While gas generators are the most common, fuel is easy to come by (most times). However, diesel generators are more efficient. Battery-powered is also an option--generators charged by battery have the opportunity to recharge with solar panels. This type of generator runs quieter and has no emissions--the downside is that they only offer up to 1800 in voltage and are more expensive.

Size of Fuel Tank

The bigger the tank, the longer your generator runs. With a 50 percent load, most generators will give you 7 to 9 hours of usage. Keep in mind that the bigger the tank also means the more gas you have to store and generally indicates a heavier generator.

How to Start Your Engines

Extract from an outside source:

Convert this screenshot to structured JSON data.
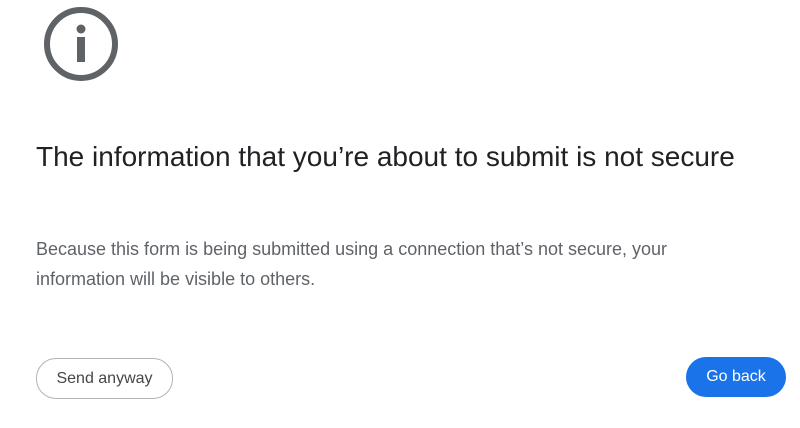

There is a pull cord or an electric start engine. Either one will start your engine, but which way you choose is up to you.

Do You Want Your Generator on Wheels?

Did you know that not all generators come with wheels even though they are heavy? Check to see if the generator you’re looking at comes with wheels; if not, some wheel-less generators have kits. If wheels and easy mobility are a plus for you, remember to research and get what you are looking for.

Other options to look for in generators are run-time, EFI (Electronic Fuel Injection), Type of Fuel Take (plastic tanks last longer), Usage, and Noise Levels. Surprising, but true, generators have a lot of features to look for. Keep in mind that the right one is out there and will help make power outages more tolerable and will come in handy for plenty of other uses, too.

Resources—Consumer Reports, MaxTulsa, Pro Tool Reviews, Pro Tool Reviews